Exercise goal:
Copy out each line below in which the string "days" appears.

### Entries supplied ###

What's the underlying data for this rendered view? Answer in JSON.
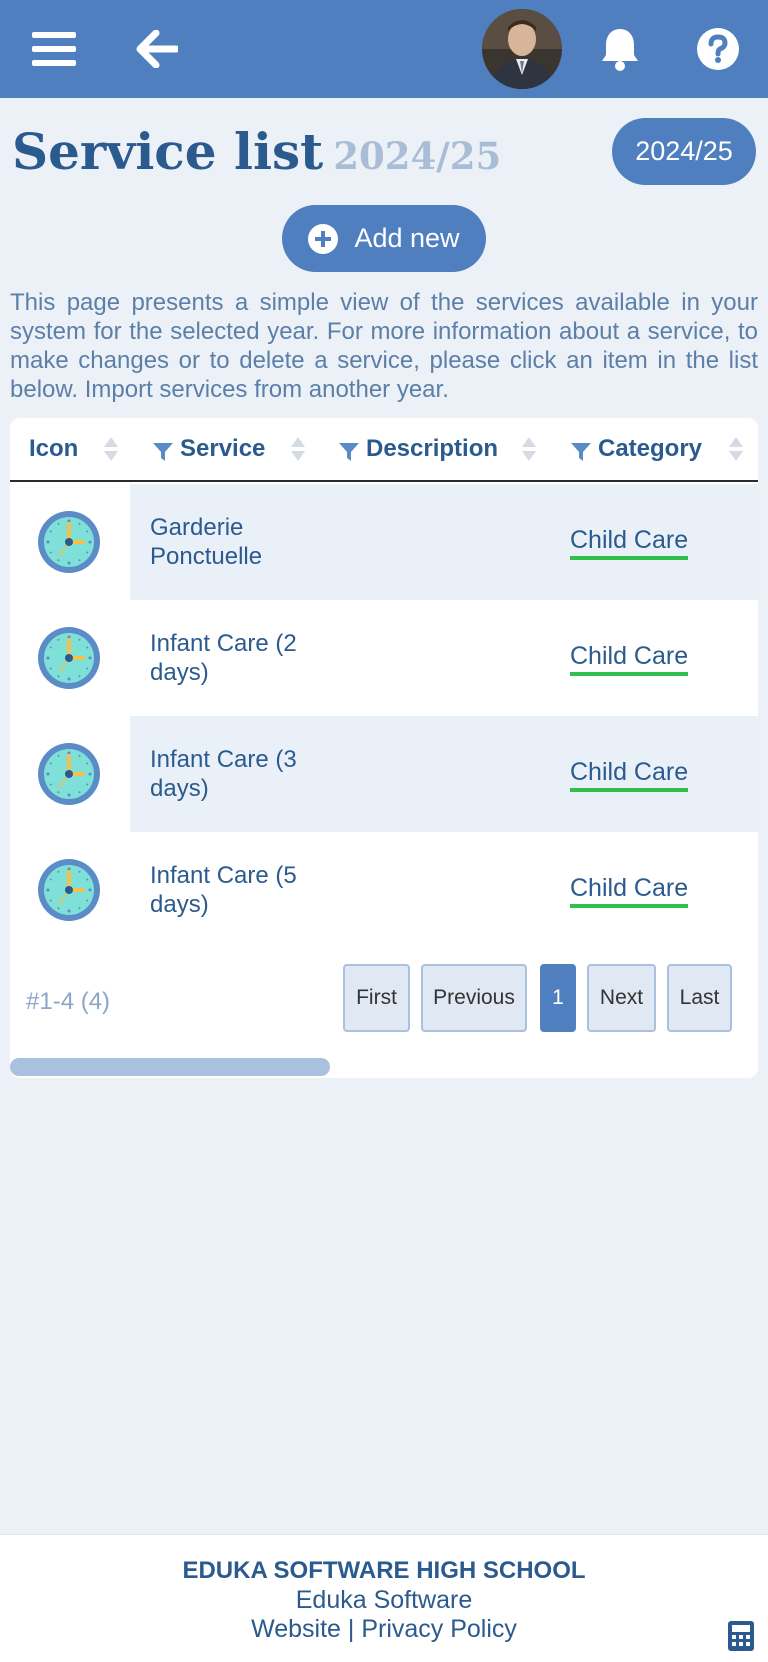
{
  "topbar": {
    "menu_icon": "hamburger-menu-icon",
    "back_icon": "arrow-left-icon",
    "avatar": "user-avatar",
    "notification_icon": "bell-icon",
    "help_icon": "question-circle-icon",
    "color": "#4f7fbe"
  },
  "page": {
    "title": "Service list",
    "title_year": "2024/25",
    "year_badge": "2024/25",
    "add_label": "Add new",
    "intro": "This page presents a simple view of the services available in your system for the selected year. For more information about a service, to make changes or to delete a service, please click an item in the list below. Import services from another year."
  },
  "table": {
    "columns": [
      "Icon",
      "Service",
      "Description",
      "Category"
    ],
    "rows": [
      {
        "icon": "clock-icon",
        "service": "Garderie Ponctuelle",
        "description": "",
        "category": "Child Care"
      },
      {
        "icon": "clock-icon",
        "service": "Infant Care (2 days)",
        "description": "",
        "category": "Child Care"
      },
      {
        "icon": "clock-icon",
        "service": "Infant Care (3 days)",
        "description": "",
        "category": "Child Care"
      },
      {
        "icon": "clock-icon",
        "service": "Infant Care (5 days)",
        "description": "",
        "category": "Child Care"
      }
    ],
    "count": "#1-4 (4)",
    "pagination": [
      "First",
      "Previous",
      "1",
      "Next",
      "Last"
    ],
    "active_page": "1",
    "category_underline_color": "#2fbf4a"
  },
  "footer": {
    "school": "EDUKA SOFTWARE HIGH SCHOOL",
    "company": "Eduka Software",
    "link_website": "Website",
    "separator": "|",
    "link_privacy": "Privacy Policy",
    "calculator_icon": "calculator-icon"
  }
}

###

Task result:
        "service": "Infant Care (2 days)",
        "service": "Infant Care (3 days)",
        "service": "Infant Care (5 days)",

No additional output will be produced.